The start of the new school year on Monday is the top story in most Czech dailies today. Many papers carry a photograph of President Havel visiting a public school in the outskirts of Prague, where he met children in the first and fourth grades.
Lidove noviny reports that when one of the girls in the fourth grade asked whether Mr. Havel had already started writing poetry when he was their age, the head of state recited a brief bit of his early literary efforts in which he had claimed that the capital of Syria was Beirut. None of the ten year olds noticed the error, so Havel told them it should have been Damascus.
Other top politicians visited schools in various parts of the country, reminding pupils of the importance of learning. Speaker of the House Vaclav Klaus even showed off his basketball skills in the gymnasium of the school he visited. Lidove noviny quote Mr Klaus as advising the kids to learn as much as they can during their nine years at school.
In its business section, Mlada fronta Dnes looks into the increase in the number of loans taken by individuals. The paper found out that Czechs are less and less afraid of borrowing money and that the number of loans increased by 15 percent in the first six months of this year, with mortgages up by 50 percent.
This is a recent phenomenon, Mlada fronta Dnes writes, and for banks, too, it is something quite new and mortgages tend to be difficult to obtain. The paper quotes experts who say that legislation protecting creditors is insufficient, so banks have to be careful to ensure that they won't be cheated out of the money they lend.
The business daily Hospodarske noviny welcomes a new law introducing the special labeling of genetically modified food in the Czech Republic as of next year. There have been fierce debates on whether to eat or not to eat food containing genetically modified organisms, the paper writes. Decision making is driven not only by health and environmental concerns but also economic realities, and the answer to that question is sure to be different in Europe than in developing countries. But whatever the truth about genetic manipulation, Hospodarske noviny says, every customer should be able to make a choice.
And finally, today's Pravo looks at the financial impact of the end of the holiday season, stating that the cost of package tours increased considerably this year as a consequence of the compulsory insurance policies travel agencies have had to adopt.
Pravo recalls that in the past, some of the smaller companies went bankrupt in the middle of the season, leaving customers stranded at their holiday resorts, or not even able to send them at all on the holidays that they had paid for.
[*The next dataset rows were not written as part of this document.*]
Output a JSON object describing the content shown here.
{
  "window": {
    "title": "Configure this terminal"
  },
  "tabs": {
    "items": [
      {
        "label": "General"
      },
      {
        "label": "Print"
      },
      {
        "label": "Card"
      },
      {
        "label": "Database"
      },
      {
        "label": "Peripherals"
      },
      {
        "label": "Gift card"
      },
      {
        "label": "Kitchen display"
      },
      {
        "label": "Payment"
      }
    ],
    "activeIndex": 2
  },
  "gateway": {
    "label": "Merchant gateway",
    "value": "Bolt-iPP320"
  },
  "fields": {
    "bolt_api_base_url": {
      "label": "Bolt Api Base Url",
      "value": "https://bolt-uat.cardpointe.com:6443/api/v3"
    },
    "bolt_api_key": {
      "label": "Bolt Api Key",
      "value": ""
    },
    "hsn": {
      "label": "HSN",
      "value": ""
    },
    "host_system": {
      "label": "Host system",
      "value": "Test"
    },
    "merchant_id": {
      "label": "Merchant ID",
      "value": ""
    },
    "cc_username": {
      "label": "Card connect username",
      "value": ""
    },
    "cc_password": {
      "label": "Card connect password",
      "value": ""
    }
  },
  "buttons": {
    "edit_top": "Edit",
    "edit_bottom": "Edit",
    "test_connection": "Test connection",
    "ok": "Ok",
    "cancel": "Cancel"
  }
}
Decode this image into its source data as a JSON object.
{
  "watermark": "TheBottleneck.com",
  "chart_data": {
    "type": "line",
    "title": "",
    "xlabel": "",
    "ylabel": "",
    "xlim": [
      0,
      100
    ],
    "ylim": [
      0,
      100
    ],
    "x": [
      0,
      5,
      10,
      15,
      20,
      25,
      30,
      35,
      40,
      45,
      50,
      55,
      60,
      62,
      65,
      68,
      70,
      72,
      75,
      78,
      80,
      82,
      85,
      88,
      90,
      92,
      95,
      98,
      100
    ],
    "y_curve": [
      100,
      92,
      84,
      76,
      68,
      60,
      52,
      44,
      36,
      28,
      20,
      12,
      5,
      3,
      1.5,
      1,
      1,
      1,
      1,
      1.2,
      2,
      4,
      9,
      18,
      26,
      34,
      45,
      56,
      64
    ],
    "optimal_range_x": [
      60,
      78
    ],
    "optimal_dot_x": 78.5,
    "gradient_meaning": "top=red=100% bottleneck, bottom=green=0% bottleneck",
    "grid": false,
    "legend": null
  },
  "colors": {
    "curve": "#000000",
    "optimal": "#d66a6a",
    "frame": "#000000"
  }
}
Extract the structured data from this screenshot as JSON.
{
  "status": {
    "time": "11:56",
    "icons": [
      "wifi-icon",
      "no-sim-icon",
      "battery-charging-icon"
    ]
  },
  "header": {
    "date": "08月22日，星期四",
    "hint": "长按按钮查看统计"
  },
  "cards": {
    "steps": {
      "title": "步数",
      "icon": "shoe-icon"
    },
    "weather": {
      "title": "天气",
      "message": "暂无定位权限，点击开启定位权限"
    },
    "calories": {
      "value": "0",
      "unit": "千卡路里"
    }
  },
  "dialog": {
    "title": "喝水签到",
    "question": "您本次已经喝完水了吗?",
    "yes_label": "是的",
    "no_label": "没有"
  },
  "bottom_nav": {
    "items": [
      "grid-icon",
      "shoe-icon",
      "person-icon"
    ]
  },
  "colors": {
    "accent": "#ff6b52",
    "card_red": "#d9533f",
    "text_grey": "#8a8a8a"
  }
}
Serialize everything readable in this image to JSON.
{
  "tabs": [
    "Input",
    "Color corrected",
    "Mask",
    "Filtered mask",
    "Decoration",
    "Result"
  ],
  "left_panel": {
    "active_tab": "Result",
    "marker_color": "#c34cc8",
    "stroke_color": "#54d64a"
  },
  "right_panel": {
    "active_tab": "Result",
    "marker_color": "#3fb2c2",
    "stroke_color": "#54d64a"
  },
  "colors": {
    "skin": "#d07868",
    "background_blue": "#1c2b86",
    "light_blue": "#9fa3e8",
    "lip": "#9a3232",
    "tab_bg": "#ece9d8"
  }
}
Now, travel agencies must include the cost of insurance against such events to the cost of the package tours and that, plus inflation and the resulting less favorable exchange rates, has led to a 9 to 12 percent increase in the cost of holidays.